WORK TO BE COMPLETED >> Pick out each line of the records in which the word "heading" appears.

DATA SHOWN >>
-*-

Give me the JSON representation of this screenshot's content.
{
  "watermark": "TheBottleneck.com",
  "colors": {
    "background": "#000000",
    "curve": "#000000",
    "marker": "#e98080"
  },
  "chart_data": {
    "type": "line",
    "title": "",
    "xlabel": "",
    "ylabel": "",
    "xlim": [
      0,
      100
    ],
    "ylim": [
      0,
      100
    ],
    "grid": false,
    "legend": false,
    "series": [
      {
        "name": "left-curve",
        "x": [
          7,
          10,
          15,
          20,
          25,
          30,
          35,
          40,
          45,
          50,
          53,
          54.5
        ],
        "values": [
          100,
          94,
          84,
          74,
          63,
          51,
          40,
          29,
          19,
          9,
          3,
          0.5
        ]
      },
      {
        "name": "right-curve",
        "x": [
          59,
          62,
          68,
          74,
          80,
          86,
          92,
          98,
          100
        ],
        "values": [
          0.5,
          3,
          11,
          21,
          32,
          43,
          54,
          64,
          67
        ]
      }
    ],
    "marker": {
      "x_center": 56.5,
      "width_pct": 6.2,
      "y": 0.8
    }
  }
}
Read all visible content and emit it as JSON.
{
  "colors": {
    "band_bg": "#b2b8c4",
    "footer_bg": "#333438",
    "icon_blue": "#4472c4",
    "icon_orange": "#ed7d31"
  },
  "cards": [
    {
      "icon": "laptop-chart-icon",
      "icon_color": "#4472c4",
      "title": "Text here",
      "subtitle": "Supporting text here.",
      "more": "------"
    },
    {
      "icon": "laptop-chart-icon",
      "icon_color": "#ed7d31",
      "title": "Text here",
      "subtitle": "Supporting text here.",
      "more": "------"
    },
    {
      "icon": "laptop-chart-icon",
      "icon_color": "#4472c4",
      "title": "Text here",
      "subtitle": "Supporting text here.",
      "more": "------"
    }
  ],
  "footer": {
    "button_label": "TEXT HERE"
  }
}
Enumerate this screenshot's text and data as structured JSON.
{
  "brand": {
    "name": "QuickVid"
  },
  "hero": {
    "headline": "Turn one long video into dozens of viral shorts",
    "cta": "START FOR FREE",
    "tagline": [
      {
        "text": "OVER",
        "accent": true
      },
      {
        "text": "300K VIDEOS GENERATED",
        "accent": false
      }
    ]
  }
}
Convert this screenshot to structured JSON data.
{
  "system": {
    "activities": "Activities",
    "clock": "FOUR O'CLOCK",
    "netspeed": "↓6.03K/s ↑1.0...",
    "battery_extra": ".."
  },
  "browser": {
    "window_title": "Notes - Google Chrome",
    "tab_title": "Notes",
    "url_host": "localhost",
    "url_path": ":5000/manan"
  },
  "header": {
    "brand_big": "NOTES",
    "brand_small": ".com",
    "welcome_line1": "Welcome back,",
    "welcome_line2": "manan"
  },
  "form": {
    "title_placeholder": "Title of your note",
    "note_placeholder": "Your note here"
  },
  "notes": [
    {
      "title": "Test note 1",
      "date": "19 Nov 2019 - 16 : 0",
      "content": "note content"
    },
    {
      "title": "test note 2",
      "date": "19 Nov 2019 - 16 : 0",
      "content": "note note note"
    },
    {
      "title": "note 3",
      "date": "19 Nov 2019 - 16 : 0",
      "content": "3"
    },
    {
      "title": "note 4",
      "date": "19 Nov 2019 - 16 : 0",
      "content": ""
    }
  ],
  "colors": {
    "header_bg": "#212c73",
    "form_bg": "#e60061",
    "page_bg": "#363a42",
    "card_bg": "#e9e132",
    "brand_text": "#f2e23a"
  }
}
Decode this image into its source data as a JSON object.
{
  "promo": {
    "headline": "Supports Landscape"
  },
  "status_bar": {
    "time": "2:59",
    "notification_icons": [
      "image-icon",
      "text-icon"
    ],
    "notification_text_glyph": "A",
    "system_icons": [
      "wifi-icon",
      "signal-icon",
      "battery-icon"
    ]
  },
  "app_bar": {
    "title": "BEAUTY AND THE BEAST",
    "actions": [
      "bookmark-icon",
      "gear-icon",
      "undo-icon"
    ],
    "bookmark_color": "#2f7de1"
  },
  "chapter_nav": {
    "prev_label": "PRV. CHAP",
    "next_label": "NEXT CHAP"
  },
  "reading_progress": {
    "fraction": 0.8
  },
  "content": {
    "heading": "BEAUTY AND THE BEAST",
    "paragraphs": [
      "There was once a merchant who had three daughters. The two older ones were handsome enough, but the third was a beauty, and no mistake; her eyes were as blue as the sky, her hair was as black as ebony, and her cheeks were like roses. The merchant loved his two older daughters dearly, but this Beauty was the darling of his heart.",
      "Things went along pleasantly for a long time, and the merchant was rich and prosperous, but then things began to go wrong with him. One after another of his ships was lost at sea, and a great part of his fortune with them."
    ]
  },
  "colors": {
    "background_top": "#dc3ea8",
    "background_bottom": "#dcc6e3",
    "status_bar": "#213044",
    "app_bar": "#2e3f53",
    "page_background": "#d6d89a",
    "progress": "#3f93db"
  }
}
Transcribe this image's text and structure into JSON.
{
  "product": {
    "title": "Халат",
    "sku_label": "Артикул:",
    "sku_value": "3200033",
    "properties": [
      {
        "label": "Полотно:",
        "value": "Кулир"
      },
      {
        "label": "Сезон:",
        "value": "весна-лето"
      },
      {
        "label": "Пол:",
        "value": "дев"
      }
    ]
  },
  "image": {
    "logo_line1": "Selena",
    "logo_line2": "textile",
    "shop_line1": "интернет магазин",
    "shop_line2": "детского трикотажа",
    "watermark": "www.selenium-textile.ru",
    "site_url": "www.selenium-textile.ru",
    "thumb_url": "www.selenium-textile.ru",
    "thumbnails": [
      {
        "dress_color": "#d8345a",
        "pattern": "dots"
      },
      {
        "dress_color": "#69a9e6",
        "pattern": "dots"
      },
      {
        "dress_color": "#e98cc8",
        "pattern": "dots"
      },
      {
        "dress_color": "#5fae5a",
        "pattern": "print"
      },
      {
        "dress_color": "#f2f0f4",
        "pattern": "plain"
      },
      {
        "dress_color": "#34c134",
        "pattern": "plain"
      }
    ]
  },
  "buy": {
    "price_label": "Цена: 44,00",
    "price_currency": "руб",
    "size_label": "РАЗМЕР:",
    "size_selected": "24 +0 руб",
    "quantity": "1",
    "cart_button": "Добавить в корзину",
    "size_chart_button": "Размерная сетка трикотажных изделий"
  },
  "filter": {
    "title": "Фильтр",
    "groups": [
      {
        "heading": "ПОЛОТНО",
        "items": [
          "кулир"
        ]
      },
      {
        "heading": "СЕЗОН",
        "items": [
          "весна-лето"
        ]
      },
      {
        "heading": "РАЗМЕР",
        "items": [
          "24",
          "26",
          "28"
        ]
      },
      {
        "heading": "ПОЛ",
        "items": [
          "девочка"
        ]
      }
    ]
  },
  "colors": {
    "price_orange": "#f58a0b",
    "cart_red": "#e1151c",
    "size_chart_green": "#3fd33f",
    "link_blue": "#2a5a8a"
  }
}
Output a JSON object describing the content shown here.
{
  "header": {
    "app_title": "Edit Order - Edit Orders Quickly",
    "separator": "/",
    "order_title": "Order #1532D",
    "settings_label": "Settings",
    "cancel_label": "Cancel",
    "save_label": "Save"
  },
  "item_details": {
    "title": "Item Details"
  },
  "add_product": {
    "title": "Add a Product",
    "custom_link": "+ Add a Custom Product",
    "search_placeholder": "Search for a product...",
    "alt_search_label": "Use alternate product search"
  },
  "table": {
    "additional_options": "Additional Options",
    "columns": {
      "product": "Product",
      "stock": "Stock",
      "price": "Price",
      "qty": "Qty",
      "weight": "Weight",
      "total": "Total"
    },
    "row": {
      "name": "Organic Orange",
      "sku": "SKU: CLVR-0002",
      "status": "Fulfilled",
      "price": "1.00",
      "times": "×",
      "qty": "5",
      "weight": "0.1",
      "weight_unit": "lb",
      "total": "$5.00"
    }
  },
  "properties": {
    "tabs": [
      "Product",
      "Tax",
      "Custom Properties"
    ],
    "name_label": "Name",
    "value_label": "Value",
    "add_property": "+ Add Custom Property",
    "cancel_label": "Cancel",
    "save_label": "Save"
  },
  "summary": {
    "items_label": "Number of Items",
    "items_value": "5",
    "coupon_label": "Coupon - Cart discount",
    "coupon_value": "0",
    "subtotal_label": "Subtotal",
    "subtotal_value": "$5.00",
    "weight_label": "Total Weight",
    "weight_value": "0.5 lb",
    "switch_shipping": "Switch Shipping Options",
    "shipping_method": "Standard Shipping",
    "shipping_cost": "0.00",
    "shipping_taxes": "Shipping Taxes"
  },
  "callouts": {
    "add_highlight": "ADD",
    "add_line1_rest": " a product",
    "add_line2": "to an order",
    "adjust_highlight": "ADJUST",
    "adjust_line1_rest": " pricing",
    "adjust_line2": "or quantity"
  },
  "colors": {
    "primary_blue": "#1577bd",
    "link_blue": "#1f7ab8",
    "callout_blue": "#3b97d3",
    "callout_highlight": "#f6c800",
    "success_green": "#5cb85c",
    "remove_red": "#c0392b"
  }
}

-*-

TASK RESPONSE >>
    "heading": "BEAUTY AND THE BEAST",
        "heading": "ПОЛОТНО",
        "heading": "СЕЗОН",
        "heading": "РАЗМЕР",
        "heading": "ПОЛ",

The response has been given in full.